## The Laws of Extremely Improbable Things

Posted in Bad Statistics, The Universe and Stuff with tags , , , , , , , , on June 9, 2011 by telescoper

After a couple of boozy nights in Copenhagen during the workshop which has just finished, I thought I’d take things easy this evening and make use of the free internet connection in my hotel to post a short item about something I talked about at the workshop here.

Actually I’ve been meaning to mention a nice bit of statistical theory called Extreme Value Theory on here for some time, because not so many people seem to be aware of it, but somehow I never got around to writing about it. People generally assume that statistical analysis of data revolves around “typical” quantities, such as averages or root-mean-square fluctuations (i.e. “standard” deviations). Sometimes, however, it’s not the typical points that are interesting, but those that appear to be drawn from the extreme tails of a probability distribution. This is particularly the case in planning for floods and other natural disasters, but this field also finds a number of interesting applications in astrophysics and cosmology. What should be the mass of the most massive cluster in my galaxy survey? How bright the brightest galaxy? How hot the hottest hotspot in the distribution of temperature fluctuations on the cosmic microwave background sky? And how cold the coldest? Sometimes just one anomalous event can be enormously useful in testing a theory.

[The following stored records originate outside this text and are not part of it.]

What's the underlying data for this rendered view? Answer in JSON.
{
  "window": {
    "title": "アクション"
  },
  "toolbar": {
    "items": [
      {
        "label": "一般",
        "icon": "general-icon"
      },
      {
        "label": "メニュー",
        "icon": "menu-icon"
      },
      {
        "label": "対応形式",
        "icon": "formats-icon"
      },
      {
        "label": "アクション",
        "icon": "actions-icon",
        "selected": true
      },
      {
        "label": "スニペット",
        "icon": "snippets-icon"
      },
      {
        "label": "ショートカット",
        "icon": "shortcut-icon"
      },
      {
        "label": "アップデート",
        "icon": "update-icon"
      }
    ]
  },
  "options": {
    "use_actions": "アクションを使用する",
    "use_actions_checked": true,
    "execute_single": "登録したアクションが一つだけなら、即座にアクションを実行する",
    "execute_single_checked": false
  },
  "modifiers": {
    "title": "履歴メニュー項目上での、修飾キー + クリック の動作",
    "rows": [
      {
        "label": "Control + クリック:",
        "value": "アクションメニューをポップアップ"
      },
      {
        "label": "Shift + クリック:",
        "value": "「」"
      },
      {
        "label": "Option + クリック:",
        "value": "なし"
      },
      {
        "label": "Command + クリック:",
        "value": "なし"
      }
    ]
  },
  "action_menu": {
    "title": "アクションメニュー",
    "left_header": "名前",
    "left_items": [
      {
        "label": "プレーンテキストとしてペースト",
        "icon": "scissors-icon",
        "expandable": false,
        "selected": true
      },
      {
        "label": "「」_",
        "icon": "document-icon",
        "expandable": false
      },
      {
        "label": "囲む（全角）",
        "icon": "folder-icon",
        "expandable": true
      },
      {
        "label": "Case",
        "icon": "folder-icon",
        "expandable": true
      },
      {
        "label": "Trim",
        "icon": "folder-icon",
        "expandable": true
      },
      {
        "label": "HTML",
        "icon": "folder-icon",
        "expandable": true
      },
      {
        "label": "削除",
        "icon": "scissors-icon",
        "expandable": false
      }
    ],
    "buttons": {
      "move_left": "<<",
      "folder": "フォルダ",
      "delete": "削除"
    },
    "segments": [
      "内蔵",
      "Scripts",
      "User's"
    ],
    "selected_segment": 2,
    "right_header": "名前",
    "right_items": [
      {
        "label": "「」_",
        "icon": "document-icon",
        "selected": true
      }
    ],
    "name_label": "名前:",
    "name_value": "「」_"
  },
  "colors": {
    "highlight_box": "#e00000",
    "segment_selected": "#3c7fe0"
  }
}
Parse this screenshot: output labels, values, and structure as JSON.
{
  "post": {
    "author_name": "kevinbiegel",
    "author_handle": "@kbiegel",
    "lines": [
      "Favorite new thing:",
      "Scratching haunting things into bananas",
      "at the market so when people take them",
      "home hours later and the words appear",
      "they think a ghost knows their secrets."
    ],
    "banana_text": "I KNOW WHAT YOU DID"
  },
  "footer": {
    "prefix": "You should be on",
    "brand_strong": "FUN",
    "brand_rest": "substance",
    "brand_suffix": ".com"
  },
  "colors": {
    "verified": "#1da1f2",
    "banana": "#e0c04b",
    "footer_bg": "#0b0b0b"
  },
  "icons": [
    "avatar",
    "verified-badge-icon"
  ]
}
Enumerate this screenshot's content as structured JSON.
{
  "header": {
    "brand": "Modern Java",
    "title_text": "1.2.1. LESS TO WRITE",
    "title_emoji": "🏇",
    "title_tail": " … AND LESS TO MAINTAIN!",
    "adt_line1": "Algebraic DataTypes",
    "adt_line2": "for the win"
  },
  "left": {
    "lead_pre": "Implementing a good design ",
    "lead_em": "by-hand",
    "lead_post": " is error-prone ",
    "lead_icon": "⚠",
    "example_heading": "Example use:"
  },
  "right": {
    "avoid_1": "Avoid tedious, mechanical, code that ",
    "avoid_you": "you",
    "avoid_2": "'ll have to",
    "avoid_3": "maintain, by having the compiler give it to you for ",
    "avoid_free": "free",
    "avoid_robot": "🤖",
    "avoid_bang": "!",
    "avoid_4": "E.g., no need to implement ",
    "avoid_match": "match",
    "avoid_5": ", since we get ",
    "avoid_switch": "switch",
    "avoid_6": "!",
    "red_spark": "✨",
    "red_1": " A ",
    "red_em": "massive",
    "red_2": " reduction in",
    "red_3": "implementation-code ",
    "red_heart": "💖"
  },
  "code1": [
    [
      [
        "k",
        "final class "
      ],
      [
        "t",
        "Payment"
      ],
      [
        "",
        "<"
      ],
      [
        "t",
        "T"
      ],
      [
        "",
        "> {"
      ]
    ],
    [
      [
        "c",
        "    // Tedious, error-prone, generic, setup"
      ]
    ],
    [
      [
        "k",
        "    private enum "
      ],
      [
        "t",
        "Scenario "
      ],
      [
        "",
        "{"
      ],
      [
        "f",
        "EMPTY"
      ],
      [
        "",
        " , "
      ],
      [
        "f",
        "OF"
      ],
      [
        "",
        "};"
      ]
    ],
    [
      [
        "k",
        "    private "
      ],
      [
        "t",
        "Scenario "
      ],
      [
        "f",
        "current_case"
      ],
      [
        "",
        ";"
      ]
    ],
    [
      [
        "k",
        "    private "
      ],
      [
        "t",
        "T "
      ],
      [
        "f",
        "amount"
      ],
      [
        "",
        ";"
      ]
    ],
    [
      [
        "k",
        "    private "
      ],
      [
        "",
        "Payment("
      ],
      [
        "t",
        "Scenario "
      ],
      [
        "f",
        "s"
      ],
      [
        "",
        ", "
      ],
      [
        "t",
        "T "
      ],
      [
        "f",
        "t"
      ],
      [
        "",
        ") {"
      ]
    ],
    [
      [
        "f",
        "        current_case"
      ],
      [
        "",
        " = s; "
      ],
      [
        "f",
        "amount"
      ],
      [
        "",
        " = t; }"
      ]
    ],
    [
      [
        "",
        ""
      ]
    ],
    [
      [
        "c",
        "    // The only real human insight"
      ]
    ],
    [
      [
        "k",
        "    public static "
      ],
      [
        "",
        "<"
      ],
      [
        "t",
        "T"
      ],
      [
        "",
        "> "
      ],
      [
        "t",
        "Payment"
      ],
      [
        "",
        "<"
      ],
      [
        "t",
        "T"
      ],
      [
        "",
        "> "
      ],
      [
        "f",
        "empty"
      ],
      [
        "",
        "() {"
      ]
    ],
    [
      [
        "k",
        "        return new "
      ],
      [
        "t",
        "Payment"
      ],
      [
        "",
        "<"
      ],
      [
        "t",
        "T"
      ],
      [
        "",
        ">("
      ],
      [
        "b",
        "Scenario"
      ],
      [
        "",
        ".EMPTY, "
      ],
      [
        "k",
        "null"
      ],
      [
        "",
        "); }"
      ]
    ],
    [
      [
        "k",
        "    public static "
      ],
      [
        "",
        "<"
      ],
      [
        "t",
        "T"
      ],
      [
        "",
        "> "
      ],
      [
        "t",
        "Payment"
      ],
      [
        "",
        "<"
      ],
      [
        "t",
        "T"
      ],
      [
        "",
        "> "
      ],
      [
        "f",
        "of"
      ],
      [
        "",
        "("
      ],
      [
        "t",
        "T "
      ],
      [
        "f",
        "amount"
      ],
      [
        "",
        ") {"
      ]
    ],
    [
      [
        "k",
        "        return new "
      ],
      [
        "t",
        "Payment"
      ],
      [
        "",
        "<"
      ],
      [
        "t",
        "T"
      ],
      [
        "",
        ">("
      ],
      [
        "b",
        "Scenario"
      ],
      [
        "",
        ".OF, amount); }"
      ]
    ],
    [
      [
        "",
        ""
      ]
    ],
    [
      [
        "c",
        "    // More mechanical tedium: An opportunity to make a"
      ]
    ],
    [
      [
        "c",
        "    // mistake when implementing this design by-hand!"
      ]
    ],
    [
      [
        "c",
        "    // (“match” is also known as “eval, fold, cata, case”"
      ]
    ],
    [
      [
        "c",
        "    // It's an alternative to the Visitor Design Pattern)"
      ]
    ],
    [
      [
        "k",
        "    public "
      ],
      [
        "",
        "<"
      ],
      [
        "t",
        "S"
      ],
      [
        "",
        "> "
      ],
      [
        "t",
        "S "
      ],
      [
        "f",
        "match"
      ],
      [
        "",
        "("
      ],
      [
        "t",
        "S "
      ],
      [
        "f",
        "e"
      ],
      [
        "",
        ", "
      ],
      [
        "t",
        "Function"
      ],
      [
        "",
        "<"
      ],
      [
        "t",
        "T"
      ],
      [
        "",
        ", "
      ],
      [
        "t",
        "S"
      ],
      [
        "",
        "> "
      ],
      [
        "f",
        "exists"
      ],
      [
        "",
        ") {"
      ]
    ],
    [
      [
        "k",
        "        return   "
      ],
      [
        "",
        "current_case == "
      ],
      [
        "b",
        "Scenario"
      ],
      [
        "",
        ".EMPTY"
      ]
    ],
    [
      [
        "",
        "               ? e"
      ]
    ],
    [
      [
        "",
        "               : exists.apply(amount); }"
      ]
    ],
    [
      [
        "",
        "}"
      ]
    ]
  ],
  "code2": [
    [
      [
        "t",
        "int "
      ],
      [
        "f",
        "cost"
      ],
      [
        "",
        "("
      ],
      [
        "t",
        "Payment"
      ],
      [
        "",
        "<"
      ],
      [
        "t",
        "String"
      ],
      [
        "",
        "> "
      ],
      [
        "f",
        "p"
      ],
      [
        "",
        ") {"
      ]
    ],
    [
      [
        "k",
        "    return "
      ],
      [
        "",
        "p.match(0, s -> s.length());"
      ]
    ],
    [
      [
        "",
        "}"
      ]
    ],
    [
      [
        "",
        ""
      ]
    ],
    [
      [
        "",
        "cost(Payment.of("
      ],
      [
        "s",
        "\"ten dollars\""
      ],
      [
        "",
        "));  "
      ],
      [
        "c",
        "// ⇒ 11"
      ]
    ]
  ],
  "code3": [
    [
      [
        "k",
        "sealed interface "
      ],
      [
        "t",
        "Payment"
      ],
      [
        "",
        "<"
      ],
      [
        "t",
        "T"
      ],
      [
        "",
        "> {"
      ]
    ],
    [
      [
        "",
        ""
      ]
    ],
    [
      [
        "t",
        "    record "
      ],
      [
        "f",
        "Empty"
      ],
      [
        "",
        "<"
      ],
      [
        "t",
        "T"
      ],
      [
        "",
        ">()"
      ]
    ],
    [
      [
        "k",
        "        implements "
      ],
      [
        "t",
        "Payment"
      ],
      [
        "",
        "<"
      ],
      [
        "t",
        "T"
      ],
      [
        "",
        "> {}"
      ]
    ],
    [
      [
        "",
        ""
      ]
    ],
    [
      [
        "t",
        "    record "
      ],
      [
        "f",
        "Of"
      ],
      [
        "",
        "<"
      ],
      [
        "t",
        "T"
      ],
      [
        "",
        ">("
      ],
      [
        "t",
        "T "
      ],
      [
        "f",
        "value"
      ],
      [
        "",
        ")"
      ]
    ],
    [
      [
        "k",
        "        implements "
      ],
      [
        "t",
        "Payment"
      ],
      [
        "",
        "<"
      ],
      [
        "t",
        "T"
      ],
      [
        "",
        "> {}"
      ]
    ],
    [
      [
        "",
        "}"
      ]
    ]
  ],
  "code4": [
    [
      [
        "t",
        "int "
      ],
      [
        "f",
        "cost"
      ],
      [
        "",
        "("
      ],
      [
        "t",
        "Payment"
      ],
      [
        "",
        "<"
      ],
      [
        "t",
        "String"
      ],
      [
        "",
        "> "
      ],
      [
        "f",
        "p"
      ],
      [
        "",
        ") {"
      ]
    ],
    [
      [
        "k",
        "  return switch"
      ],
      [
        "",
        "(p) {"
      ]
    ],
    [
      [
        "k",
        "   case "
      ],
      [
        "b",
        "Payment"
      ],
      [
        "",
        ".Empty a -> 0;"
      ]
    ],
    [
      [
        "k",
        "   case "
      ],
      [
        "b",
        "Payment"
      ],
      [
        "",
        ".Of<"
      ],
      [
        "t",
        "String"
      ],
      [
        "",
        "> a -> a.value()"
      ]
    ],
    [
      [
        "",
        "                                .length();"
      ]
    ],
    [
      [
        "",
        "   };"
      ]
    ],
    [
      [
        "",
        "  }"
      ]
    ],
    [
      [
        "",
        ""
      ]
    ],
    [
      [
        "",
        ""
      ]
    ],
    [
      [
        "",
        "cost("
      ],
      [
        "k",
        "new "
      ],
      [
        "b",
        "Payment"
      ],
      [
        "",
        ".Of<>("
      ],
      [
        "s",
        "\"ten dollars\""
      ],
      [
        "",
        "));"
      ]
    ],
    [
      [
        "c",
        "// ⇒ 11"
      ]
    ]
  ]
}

I’m not going to go into the theory in any great depth here. Instead I’ll just give you a simple idea of how things work. First imagine you have a set of $n$ observations labelled $X_i$. Assume that these are independent and identically distributed with a distribution function $F(x)$, i.e. $\Pr(X_i\leq x)=F(x)$

Now suppose you locate the largest value in the sample, $X_{\rm max}$. What is the distribution of this value? The answer is not $F(x)$, but it is quite easy to work out because the probability that the largest value is less than or equal to, say, $z$ is just the probability that each one is less than or equal to that value, i.e. $F_{\rm max}(z) = \Pr \left(X_{\rm max}\leq z\right)= \Pr \left(X_1\leq z, X_2\leq z\ldots, X_n\leq z\right)$

Because the variables are independent and identically distributed, this means that $F_{\rm max} (z) = \left[ F(z) \right]^n$

The probability density function associated with this is then just $f_{\rm max}(z) = n f(z) \left[ F(z) \right]^{n-1}$

In a situation in which $F(x)$ is known and in which the other assumptions apply, then this simple result offers the best way to proceed in analysing extreme values.

The mathematical interest in extreme values however derives from a paper in 1928 by Fisher \& Tippett which paved the way towards a general theory of extreme value distributions. I don’t want to go too much into details about that, but I will give a flavour by mentioning a historically important, perhaps surprising, and in any case rather illuminating example.

It turns out that for any distribution $F(x)$ of exponential type, which means that $\lim_{x\rightarrow\infty} \frac{1-F(x)}{f(x)} = 0$

then there is a stable asymptotic distribution of extreme values, as $n \rightarrow \infty$ which is independent of the underlying distribution, $F(x)$, and which has the form $G(z) = \exp \left(-\exp \left( -\frac{(z-a_n)}{b_n} \right)\right)$

where $a_n$ and $b_n$ are location and scale parameters; this is called the Gumbel distribution. It’s not often you come across functions of the form $e^{-e^{-y}}$!

This result, and others, has established a robust and powerful framework for modelling extreme events. One of course has to be particularly careful if the variables involved are not independent (e.g. part of correlated sequences) or if there are not identically distributed (e.g. if the distribution is changing with time). One also has to be aware of the possibility that an extreme data point may simply be some sort of glitch (e.g. a cosmic ray hit on a pixel, to give an astronomical example). It should also be mentioned that the asymptotic theory is what it says on the tin – asymptotic. Some distributions of exponential type converge extremely slowly to the asymptotic form. A notable example is the Gaussian, which converges at the pathetically slow rate of $\sqrt{\ln(n)}$! This is why I advocate using the exact distribution resulting from a fully specified model whenever this is possible.

The pitfalls are dangerous and have no doubt led to numerous misapplications of this theory, but, done properly, it’s an approach that has enormous potential.

I’ve been interested in this branch of statistical theory for a long time, since I was introduced to it while I was a graduate student by a classic paper written by my supervisor. In fact I myself contributed to the classic old literature on this topic myself, with a paper on extreme temperature fluctuations in the cosmic microwave background way back in 1988.. Of course there weren’t any CMB maps back in 1988, and if I had thought more about it at the time I should have realised that since this was all done using Gaussian statistics, there was a 50% chance that the most interesting feature would actually be a negative rather than positive fluctuation. It turns out that twenty-odd years on, people are actually discussing an anomalous cold spot in the data from WMAP, proving that Murphy’s law applies to extreme events…